You justify this answer by giving an explicit example where the
statement is false.

**Question:**
Suppose I tell you that $\vu \cdot \vv = 1/2$ and
$\vu \cdot \vw = -1$. What is $\vu \cdot (2 \vv + 3 \vw)$?

**Question:**
Does $\proj_{\vu}(\vv)$ always point in the
same direction as $\vu$?

**Example 1.37:** Suppose we want to send the four commands "forward", "back",
"left" and "right" as a sequence of 0s and 1s. We could use the following
code:
$$
\small\kern-8ex
\textrm{forward} = [0,0], \quad
\textrm{back} = [0,1], \quad
\textrm{left} = [1,0], \quad
\textrm{right} = [1,1].
$$
But if there is an error in our transmission, the Mars rover will get the
wrong message and will drive off of a cliff, wasting billions of dollars
of taxpayer money (but making for some good NASA jokes).

Here's a more clever code:
$$
\small\kern-8ex
\textrm{forward} = [0,0,0], \quad
\textrm{back} = [0,1,1], \quad
\textrm{left} = [1,0,1], \quad
\textrm{right} = [1,1,0].
$$
If any single *bit* (binary digit, a 0 or a 1) is flipped during
transmission, the Mars rover will notice the error, since all of the
**code vectors** have an **even** number of 1s. It could then
ask for retransmission of the command.

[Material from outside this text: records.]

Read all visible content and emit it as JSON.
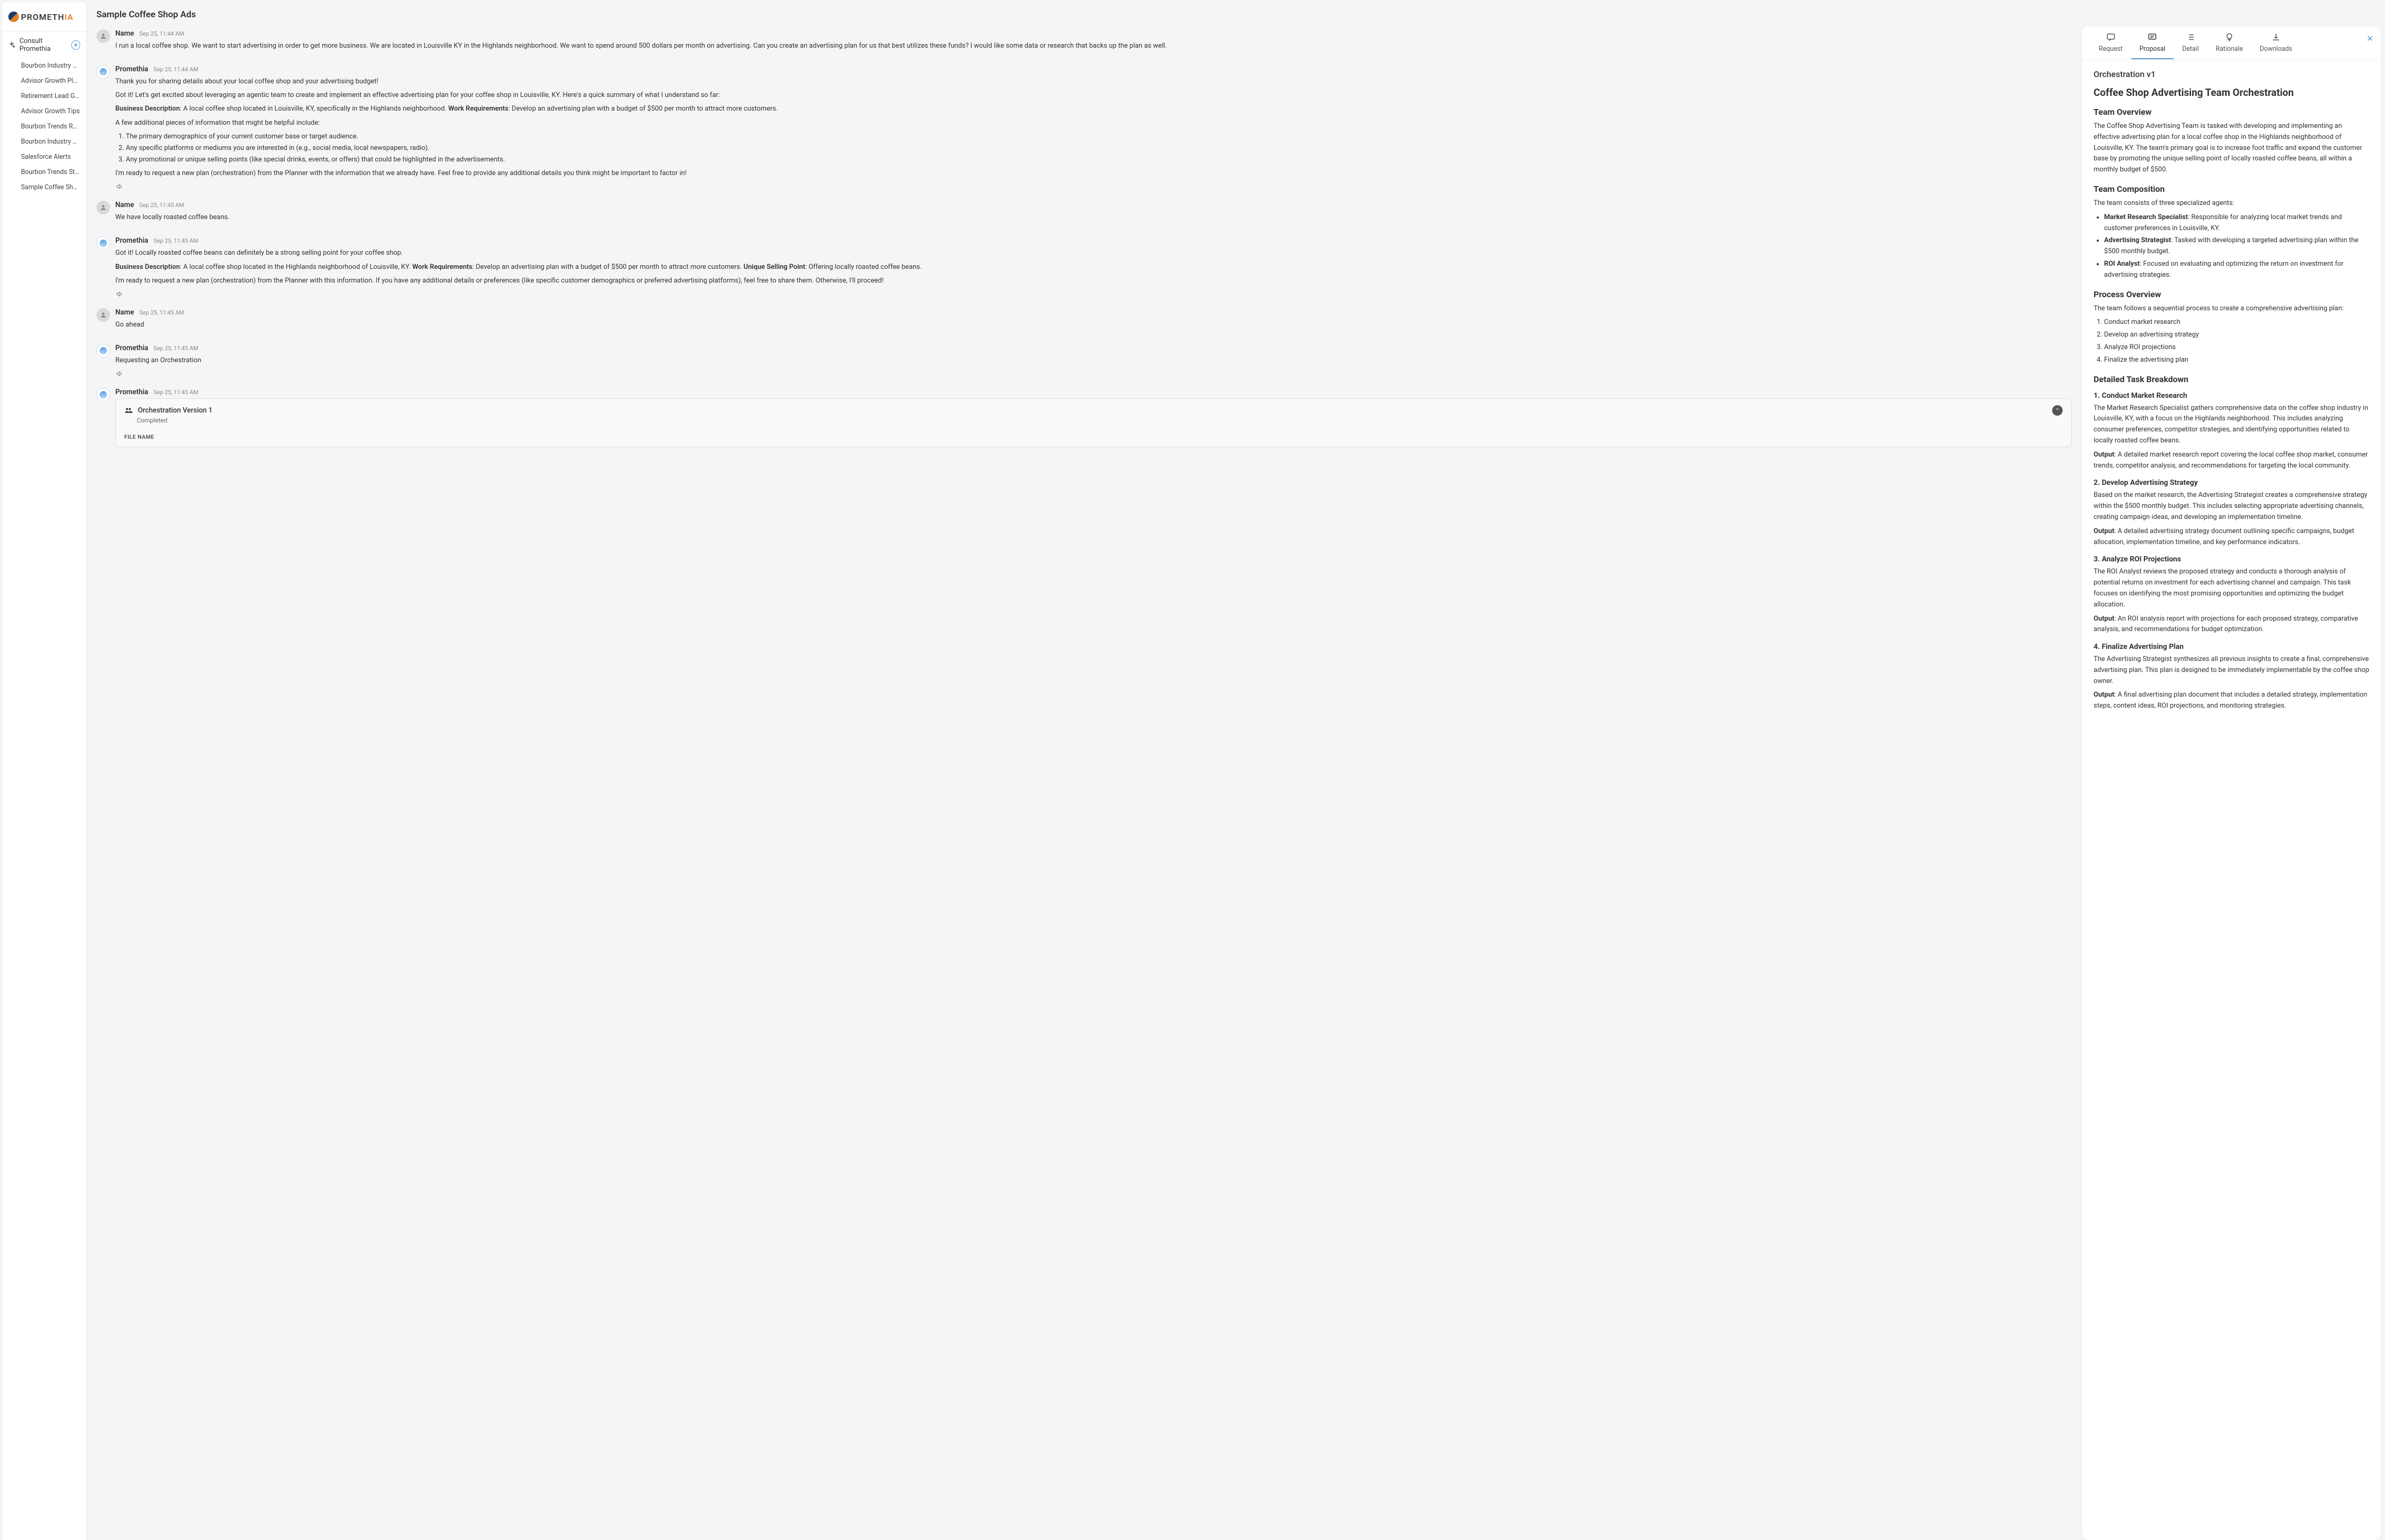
{
  "brand": {
    "name_a": "PROMETH",
    "name_b": "IA"
  },
  "sidebar": {
    "consult_label": "Consult Promethia",
    "items": [
      "Bourbon Industry St...",
      "Advisor Growth Plan",
      "Retirement Lead Gen",
      "Advisor Growth Tips",
      "Bourbon Trends Re...",
      "Bourbon Industry Tr...",
      "Salesforce Alerts",
      "Bourbon Trends Study",
      "Sample Coffee Sho..."
    ]
  },
  "page_title": "Sample Coffee Shop Ads",
  "messages": [
    {
      "author": "Name",
      "role": "user",
      "time": "Sep 25, 11:44 AM",
      "text1": "I run a local coffee shop. We want to start advertising in order to get more business. We are located in Louisville KY in the Highlands neighborhood. We want to spend around 500 dollars per month on advertising. Can you create an advertising plan for us that best utilizes these funds? I would like some data or research that backs up the plan as well."
    },
    {
      "author": "Promethia",
      "role": "bot",
      "time": "Sep 25, 11:44 AM",
      "text1": "Thank you for sharing details about your local coffee shop and your advertising budget!",
      "text2": "Got it! Let's get excited about leveraging an agentic team to create and implement an effective advertising plan for your coffee shop in Louisville, KY. Here's a quick summary of what I understand so far:",
      "biz_label": "Business Description",
      "biz_text": ": A local coffee shop located in Louisville, KY, specifically in the Highlands neighborhood. ",
      "work_label": "Work Requirements",
      "work_text": ": Develop an advertising plan with a budget of $500 per month to attract more customers.",
      "text3": "A few additional pieces of information that might be helpful include:",
      "li1": "The primary demographics of your current customer base or target audience.",
      "li2": "Any specific platforms or mediums you are interested in (e.g., social media, local newspapers, radio).",
      "li3": "Any promotional or unique selling points (like special drinks, events, or offers) that could be highlighted in the advertisements.",
      "text4": "I'm ready to request a new plan (orchestration) from the Planner with the information that we already have. Feel free to provide any additional details you think might be important to factor in!"
    },
    {
      "author": "Name",
      "role": "user",
      "time": "Sep 25, 11:45 AM",
      "text1": "We have locally roasted coffee beans."
    },
    {
      "author": "Promethia",
      "role": "bot",
      "time": "Sep 25, 11:45 AM",
      "text1": "Got it! Locally roasted coffee beans can definitely be a strong selling point for your coffee shop.",
      "biz_label": "Business Description",
      "biz_text": ": A local coffee shop located in the Highlands neighborhood of Louisville, KY. ",
      "work_label": "Work Requirements",
      "work_text": ": Develop an advertising plan with a budget of $500 per month to attract more customers. ",
      "usp_label": "Unique Selling Point",
      "usp_text": ": Offering locally roasted coffee beans.",
      "text2": "I'm ready to request a new plan (orchestration) from the Planner with this information. If you have any additional details or preferences (like specific customer demographics or preferred advertising platforms), feel free to share them. Otherwise, I'll proceed!"
    },
    {
      "author": "Name",
      "role": "user",
      "time": "Sep 25, 11:45 AM",
      "text1": "Go ahead"
    },
    {
      "author": "Promethia",
      "role": "bot",
      "time": "Sep 25, 11:45 AM",
      "text1": "Requesting an Orchestration"
    },
    {
      "author": "Promethia",
      "role": "bot",
      "time": "Sep 25, 11:45 AM",
      "orch_title": "Orchestration Version 1",
      "orch_status": "Completed",
      "file_label": "FILE NAME"
    }
  ],
  "detail": {
    "tabs": {
      "request": "Request",
      "proposal": "Proposal",
      "detail": "Detail",
      "rationale": "Rationale",
      "downloads": "Downloads"
    },
    "version": "Orchestration v1",
    "h1": "Coffee Shop Advertising Team Orchestration",
    "overview_h": "Team Overview",
    "overview_p": "The Coffee Shop Advertising Team is tasked with developing and implementing an effective advertising plan for a local coffee shop in the Highlands neighborhood of Louisville, KY. The team's primary goal is to increase foot traffic and expand the customer base by promoting the unique selling point of locally roasted coffee beans, all within a monthly budget of $500.",
    "comp_h": "Team Composition",
    "comp_p": "The team consists of three specialized agents:",
    "comp_li1_b": "Market Research Specialist",
    "comp_li1_t": ": Responsible for analyzing local market trends and customer preferences in Louisville, KY.",
    "comp_li2_b": "Advertising Strategist",
    "comp_li2_t": ": Tasked with developing a targeted advertising plan within the $500 monthly budget.",
    "comp_li3_b": "ROI Analyst",
    "comp_li3_t": ": Focused on evaluating and optimizing the return on investment for advertising strategies.",
    "proc_h": "Process Overview",
    "proc_p": "The team follows a sequential process to create a comprehensive advertising plan:",
    "proc_li1": "Conduct market research",
    "proc_li2": "Develop an advertising strategy",
    "proc_li3": "Analyze ROI projections",
    "proc_li4": "Finalize the advertising plan",
    "task_h": "Detailed Task Breakdown",
    "t1_h": "1. Conduct Market Research",
    "t1_p": "The Market Research Specialist gathers comprehensive data on the coffee shop industry in Louisville, KY, with a focus on the Highlands neighborhood. This includes analyzing consumer preferences, competitor strategies, and identifying opportunities related to locally roasted coffee beans.",
    "t1_ob": "Output",
    "t1_ot": ": A detailed market research report covering the local coffee shop market, consumer trends, competitor analysis, and recommendations for targeting the local community.",
    "t2_h": "2. Develop Advertising Strategy",
    "t2_p": "Based on the market research, the Advertising Strategist creates a comprehensive strategy within the $500 monthly budget. This includes selecting appropriate advertising channels, creating campaign ideas, and developing an implementation timeline.",
    "t2_ob": "Output",
    "t2_ot": ": A detailed advertising strategy document outlining specific campaigns, budget allocation, implementation timeline, and key performance indicators.",
    "t3_h": "3. Analyze ROI Projections",
    "t3_p": "The ROI Analyst reviews the proposed strategy and conducts a thorough analysis of potential returns on investment for each advertising channel and campaign. This task focuses on identifying the most promising opportunities and optimizing the budget allocation.",
    "t3_ob": "Output",
    "t3_ot": ": An ROI analysis report with projections for each proposed strategy, comparative analysis, and recommendations for budget optimization.",
    "t4_h": "4. Finalize Advertising Plan",
    "t4_p": "The Advertising Strategist synthesizes all previous insights to create a final, comprehensive advertising plan. This plan is designed to be immediately implementable by the coffee shop owner.",
    "t4_ob": "Output",
    "t4_ot": ": A final advertising plan document that includes a detailed strategy, implementation steps, content ideas, ROI projections, and monitoring strategies."
  }
}
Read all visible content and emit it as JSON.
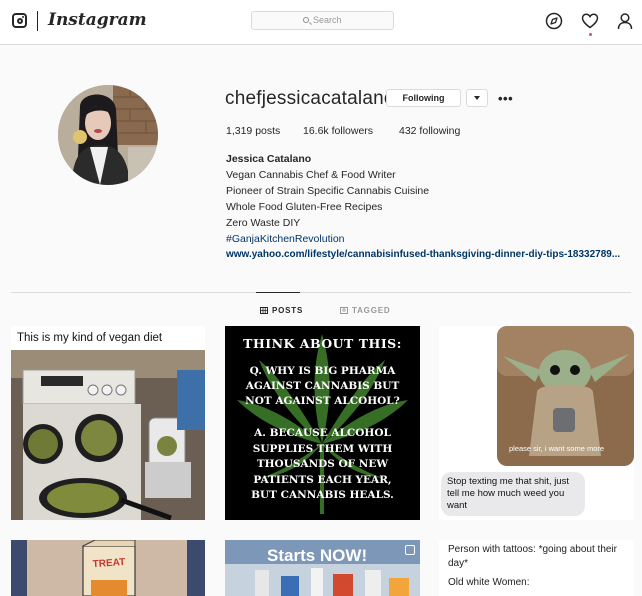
{
  "nav": {
    "brand": "Instagram",
    "search_placeholder": "Search"
  },
  "profile": {
    "username": "chefjessicacatalano",
    "follow_button_label": "Following",
    "stats": {
      "posts": "1,319 posts",
      "followers": "16.6k followers",
      "following": "432 following"
    },
    "bio": {
      "name": "Jessica Catalano",
      "lines": [
        "Vegan Cannabis Chef & Food Writer",
        "Pioneer of Strain Specific Cannabis Cuisine",
        "Whole Food Gluten-Free Recipes",
        "Zero Waste DIY"
      ],
      "hashtag": "#GanjaKitchenRevolution",
      "link": "www.yahoo.com/lifestyle/cannabisinfused-thanksgiving-dinner-diy-tips-18332789..."
    }
  },
  "tabs": [
    {
      "label": "POSTS",
      "active": true
    },
    {
      "label": "TAGGED",
      "active": false
    }
  ],
  "posts": {
    "p1": {
      "caption": "This is my kind of vegan diet"
    },
    "p2": {
      "heading": "THINK ABOUT THIS:",
      "question": [
        "Q. WHY IS BIG PHARMA",
        "AGAINST CANNABIS BUT",
        "NOT AGAINST ALCOHOL?"
      ],
      "answer": [
        "A. BECAUSE ALCOHOL",
        "SUPPLIES THEM WITH",
        "THOUSANDS OF NEW",
        "PATIENTS EACH YEAR,",
        "BUT CANNABIS HEALS."
      ]
    },
    "p3": {
      "image_caption": "please sir, i want some more",
      "bubble_lines": [
        "Stop texting me that shit, just",
        "tell me how much weed you",
        "want"
      ]
    },
    "p4": {
      "box_text": "TREAT"
    },
    "p5": {
      "banner": "Starts NOW!"
    },
    "p6": {
      "lines": [
        "Person with tattoos: *going about their",
        "day*"
      ],
      "line2": "Old white Women:"
    }
  },
  "colors": {
    "link": "#003569",
    "notification": "#ed4956",
    "leaf": "#3d7a2a",
    "bubble": "#e9e9eb"
  },
  "icons": [
    "instagram-glyph-icon",
    "search-icon",
    "compass-icon",
    "heart-icon",
    "user-icon",
    "grid-icon",
    "tag-icon"
  ]
}
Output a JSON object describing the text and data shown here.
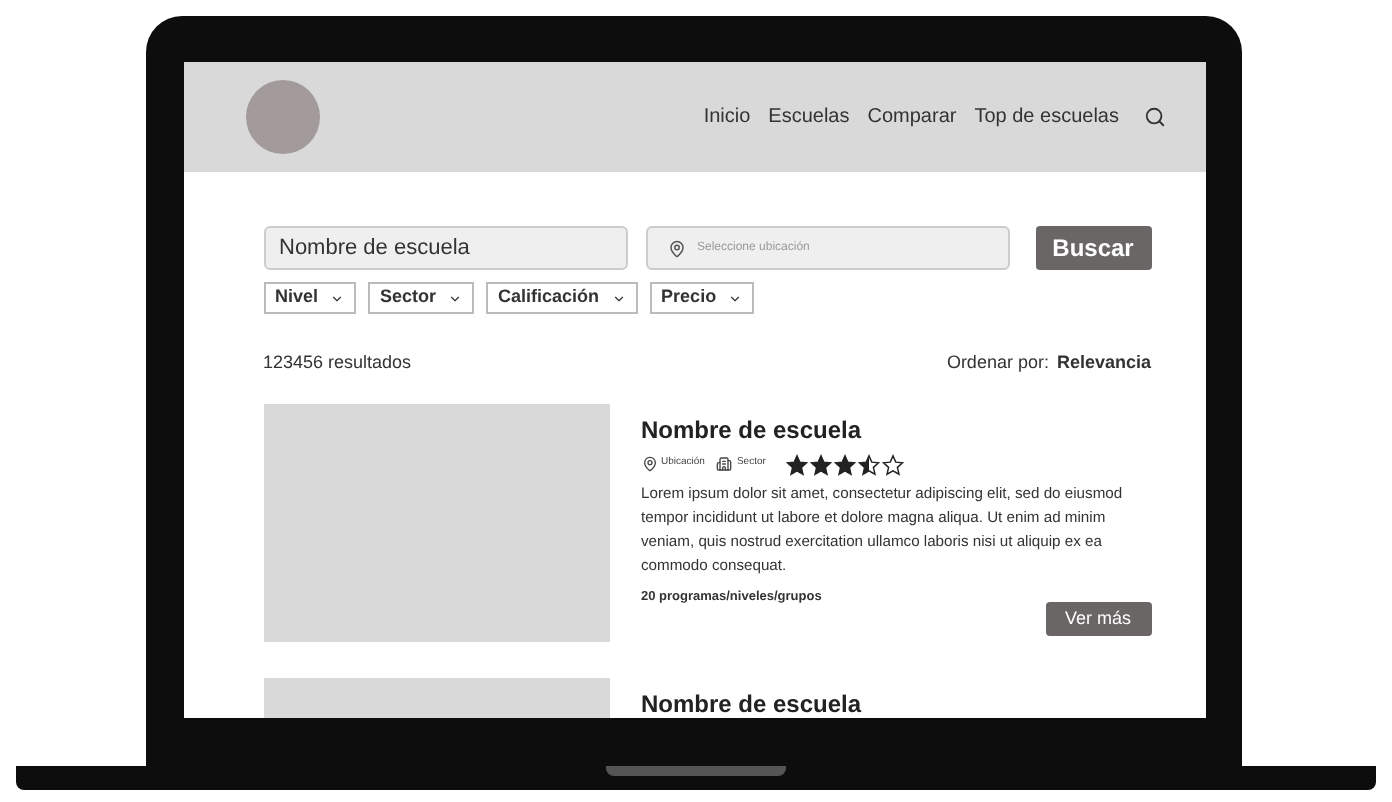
{
  "header": {
    "nav": [
      "Inicio",
      "Escuelas",
      "Comparar",
      "Top de escuelas"
    ]
  },
  "search": {
    "name_value": "Nombre de escuela",
    "location_placeholder": "Seleccione ubicación",
    "button": "Buscar"
  },
  "filters": [
    "Nivel",
    "Sector",
    "Calificación",
    "Precio"
  ],
  "results": {
    "count": "123456 resultados",
    "sort_label": "Ordenar por:",
    "sort_value": "Relevancia"
  },
  "schools": [
    {
      "name": "Nombre de escuela",
      "location": "Ubicación",
      "sector": "Sector",
      "stars": 3.5,
      "description": "Lorem ipsum dolor sit amet, consectetur adipiscing elit, sed do eiusmod tempor incididunt ut labore et dolore magna aliqua. Ut enim ad minim veniam, quis nostrud exercitation ullamco laboris nisi ut aliquip ex ea commodo consequat.",
      "programs": "20 programas/niveles/grupos",
      "button": "Ver más"
    },
    {
      "name": "Nombre de escuela"
    }
  ]
}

This is called an **error-detecting code**.
Note that it is formed by adding a bit to the end of each of the original
code vectors so that the total number of 1s is even.

In vector notation, we replace a vector $\vb = [v_1, v_2, \ldots, v_n]$ with the vector $\vv = [v_1, v_2, \ldots, v_n, d]$ such that $\vec 1 \cdot \vv = 0 \pmod{2}$, where $\vec 1 = [1, 1, \ldots, 1]$.

Exactly the same idea works for vectors in $\Z_3^n$; see Example 1.39 in the text.

**Note:** One problem with the above scheme is that **transposition** errors
are not detected: if we want to send $[0, 1, 1]$ but the first two
bits are exchanged, the rover receives $[1, 0, 1]$, which is also a
valid command. We'll see codes that can detect transpositions.